Pressure group renew challenge to Littleport concrete plant extension they claim is ‘five times the size of Ely leisure village’
- Credit: Archant
Residents who claim an extension to a concrete plant in Littleport will make it five times the size of Ely leisure village criticised a new report that says it will not make “a perceptible difference” to the view.
Save Our Fens, a pressure group made of residents opposed to the concrete plant extension, cling to the belief that either the Secretary of State for the Environment or East Cambs District Council will halt it.
“Concrete will be stored on open farmland,” said a spokesman for the group. “The new site will be the size of 30 football pitches. This new report is biased and full of holes.
“Instead of holding their hands up and admitting they made a mistake last time, the council continues to scrabble around to justify their previous decision even though it was thrown out in court.”
F P McCann is getting close to a decision on their Wisbech Road concrete plant that will double in size – and create dozens of jobs – if it goes ahead.
You may also want to watch:
The current application has been with East Cambs planners for 18 months after a previous application was approved but then rejected by the Secretary of State.
The new report released last week – commissioned by the council – concludes that a time consuming environmental impact assessment is not needed.
- 1 Caravan wedged under Fens rail bridge
- 2 Rowdy passengers force train cancellation
- 3 7 questions that could decide if you truly are from the Fens
- 4 Daughter sets fire to father's bedroom after food outrage
- 5 HGV crashes into car damaged in earlier incident
- 6 Police buy clothes for Iranian children rescued from lorry
- 7 City short-listed to house Museum of Brexit
- 8 Bid to ban ex- mayor running pub “a joke” says cabinet member
- 9 Sparkling sake brewery launches in Ely
- 10 Have your say on plans to improve city rail station
Consultants concluded that the council had “an adequate level of information” to assess the potential significant effects of the development.

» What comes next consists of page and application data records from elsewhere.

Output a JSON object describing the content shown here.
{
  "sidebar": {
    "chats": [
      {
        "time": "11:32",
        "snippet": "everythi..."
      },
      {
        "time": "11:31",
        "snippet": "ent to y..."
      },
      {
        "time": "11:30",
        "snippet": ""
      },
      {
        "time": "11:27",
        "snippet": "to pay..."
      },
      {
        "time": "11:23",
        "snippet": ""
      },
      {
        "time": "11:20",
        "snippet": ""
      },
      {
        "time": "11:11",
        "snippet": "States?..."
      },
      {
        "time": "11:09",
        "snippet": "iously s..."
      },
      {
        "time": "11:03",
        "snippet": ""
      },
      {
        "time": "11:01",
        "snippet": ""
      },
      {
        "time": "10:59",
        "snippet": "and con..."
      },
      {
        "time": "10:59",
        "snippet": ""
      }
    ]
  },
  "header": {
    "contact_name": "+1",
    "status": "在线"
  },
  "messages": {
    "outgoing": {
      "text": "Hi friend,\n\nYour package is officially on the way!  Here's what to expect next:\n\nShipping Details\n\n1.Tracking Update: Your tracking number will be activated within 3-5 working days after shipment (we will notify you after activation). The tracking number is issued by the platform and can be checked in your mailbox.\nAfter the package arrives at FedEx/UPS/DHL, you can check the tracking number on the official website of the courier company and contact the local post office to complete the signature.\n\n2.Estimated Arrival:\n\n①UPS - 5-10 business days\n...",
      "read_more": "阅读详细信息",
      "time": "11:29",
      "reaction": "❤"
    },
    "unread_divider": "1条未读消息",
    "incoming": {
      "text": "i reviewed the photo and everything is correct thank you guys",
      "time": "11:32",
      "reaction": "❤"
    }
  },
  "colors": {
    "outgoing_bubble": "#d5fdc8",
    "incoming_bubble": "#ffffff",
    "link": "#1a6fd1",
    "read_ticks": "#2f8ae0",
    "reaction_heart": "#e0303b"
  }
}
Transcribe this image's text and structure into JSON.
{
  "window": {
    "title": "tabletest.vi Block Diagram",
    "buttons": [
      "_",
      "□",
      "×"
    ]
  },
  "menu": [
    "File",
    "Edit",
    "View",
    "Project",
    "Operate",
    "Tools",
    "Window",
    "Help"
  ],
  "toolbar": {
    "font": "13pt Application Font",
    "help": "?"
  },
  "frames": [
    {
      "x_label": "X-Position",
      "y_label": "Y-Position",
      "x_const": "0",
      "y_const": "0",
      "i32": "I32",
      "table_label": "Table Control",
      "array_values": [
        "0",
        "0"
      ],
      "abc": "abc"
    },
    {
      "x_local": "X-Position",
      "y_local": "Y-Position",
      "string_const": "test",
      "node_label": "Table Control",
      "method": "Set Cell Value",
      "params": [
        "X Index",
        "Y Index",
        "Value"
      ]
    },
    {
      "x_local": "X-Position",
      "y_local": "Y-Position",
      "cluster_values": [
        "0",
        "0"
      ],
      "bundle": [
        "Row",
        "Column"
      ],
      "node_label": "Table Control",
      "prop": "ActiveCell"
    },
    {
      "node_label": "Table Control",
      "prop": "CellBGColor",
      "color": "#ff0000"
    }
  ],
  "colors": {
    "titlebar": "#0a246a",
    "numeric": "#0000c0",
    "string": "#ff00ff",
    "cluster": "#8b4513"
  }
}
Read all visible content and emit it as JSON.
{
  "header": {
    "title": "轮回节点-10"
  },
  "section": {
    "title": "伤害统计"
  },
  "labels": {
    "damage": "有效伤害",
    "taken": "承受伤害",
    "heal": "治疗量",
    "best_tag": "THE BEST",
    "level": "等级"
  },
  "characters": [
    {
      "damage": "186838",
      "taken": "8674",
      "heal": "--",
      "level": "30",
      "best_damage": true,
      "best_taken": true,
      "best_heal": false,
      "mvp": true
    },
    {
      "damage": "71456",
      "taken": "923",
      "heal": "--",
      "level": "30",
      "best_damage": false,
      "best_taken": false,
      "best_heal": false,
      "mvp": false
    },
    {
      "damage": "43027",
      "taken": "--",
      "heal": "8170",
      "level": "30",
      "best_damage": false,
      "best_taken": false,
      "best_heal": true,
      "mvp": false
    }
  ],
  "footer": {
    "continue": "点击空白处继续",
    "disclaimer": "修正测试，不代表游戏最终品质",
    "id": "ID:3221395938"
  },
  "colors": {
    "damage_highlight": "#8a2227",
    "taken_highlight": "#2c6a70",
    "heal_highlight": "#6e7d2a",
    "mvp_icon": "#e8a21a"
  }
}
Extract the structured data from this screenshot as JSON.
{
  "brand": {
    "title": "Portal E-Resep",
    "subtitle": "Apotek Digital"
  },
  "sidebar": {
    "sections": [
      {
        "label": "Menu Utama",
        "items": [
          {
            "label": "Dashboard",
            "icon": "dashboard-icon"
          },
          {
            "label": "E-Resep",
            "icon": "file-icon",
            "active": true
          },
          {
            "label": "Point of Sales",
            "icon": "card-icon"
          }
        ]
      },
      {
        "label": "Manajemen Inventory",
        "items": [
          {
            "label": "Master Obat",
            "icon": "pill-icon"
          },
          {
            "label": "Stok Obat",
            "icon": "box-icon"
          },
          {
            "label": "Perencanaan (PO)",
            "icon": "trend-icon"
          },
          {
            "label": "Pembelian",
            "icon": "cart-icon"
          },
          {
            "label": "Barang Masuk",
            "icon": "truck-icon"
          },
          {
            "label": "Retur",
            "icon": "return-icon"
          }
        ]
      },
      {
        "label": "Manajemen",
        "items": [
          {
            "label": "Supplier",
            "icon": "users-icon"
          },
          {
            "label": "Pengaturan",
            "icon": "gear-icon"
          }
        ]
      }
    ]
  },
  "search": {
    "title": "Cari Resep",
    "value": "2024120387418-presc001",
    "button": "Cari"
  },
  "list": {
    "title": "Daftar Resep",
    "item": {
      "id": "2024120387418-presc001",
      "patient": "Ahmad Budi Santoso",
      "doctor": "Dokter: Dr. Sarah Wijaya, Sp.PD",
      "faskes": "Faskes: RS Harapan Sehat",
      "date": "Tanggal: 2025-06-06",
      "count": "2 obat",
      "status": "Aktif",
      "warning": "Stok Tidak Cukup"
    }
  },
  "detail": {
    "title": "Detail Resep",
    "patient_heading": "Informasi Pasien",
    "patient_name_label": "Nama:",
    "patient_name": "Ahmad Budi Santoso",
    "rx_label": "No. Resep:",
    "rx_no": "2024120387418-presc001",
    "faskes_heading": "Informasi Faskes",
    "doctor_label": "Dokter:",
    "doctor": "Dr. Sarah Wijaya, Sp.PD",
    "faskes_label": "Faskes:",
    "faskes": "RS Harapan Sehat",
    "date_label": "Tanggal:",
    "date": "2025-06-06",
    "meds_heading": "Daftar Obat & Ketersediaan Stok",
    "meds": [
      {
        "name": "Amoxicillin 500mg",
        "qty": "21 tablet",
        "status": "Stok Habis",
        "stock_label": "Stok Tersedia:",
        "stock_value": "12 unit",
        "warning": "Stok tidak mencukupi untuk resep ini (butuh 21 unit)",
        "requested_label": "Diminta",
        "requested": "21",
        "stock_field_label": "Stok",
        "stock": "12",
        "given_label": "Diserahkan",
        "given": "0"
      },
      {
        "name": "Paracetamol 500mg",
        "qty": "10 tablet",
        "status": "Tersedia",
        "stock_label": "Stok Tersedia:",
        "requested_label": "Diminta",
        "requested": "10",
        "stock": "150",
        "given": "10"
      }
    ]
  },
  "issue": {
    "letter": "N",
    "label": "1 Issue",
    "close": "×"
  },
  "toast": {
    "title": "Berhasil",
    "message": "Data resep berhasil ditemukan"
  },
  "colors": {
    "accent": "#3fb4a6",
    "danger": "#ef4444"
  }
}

The study concludes that noise levels can be “appropriately managed” and that, effectively, the council is in a position to make a decision.
However council planning officers say it will not go before the planning committee until the Government has reached its own conclusion about an environmental impact assessment and if one is needed.
One critic, resident Lynn Osborn, said she didn’t think people fully understood the scale of the extension proposed by F P McCann.
“The factory will cover 33,000 sq ft and have two towers rising 64ft into the sky, “she said. “I wouldn’t describe that as ‘imperceptible’”.
Littleport property entrepreneur Rick Parisi has threatened to pull the plug on further investment into the village if planners allow F P McCann to double in size.
He says the type of high quality businesses that his companies seek to attract “would not want to be adjacent to a massive operation of this type. This will make neighbouring property very difficult to let.”
Through his portfolio of interests, Mr Parisi owns Black Bank Business Centre which is a mile from the McCann’s site and home to around 25 firms with a further 14 units in the pipeline.
His Paragon Land and Estates Ltd also owns a business centre almost adjacent to McCann’s which has permission for around 10 units.
Mr Parisi said if McCann’s won approval “it would have a serious negative impact on both the quality and quantity of jobs in the locality.
“It would bring in some low quality jobs but would cost a much larger number of high quality jobs.
“I am sure that this opinion will reflect the feelings of most of the businesses in the vicinity.”
Littleport Parish Council says they expect the district council to use “due diligence to look at complaints” about the McCann’s proposals.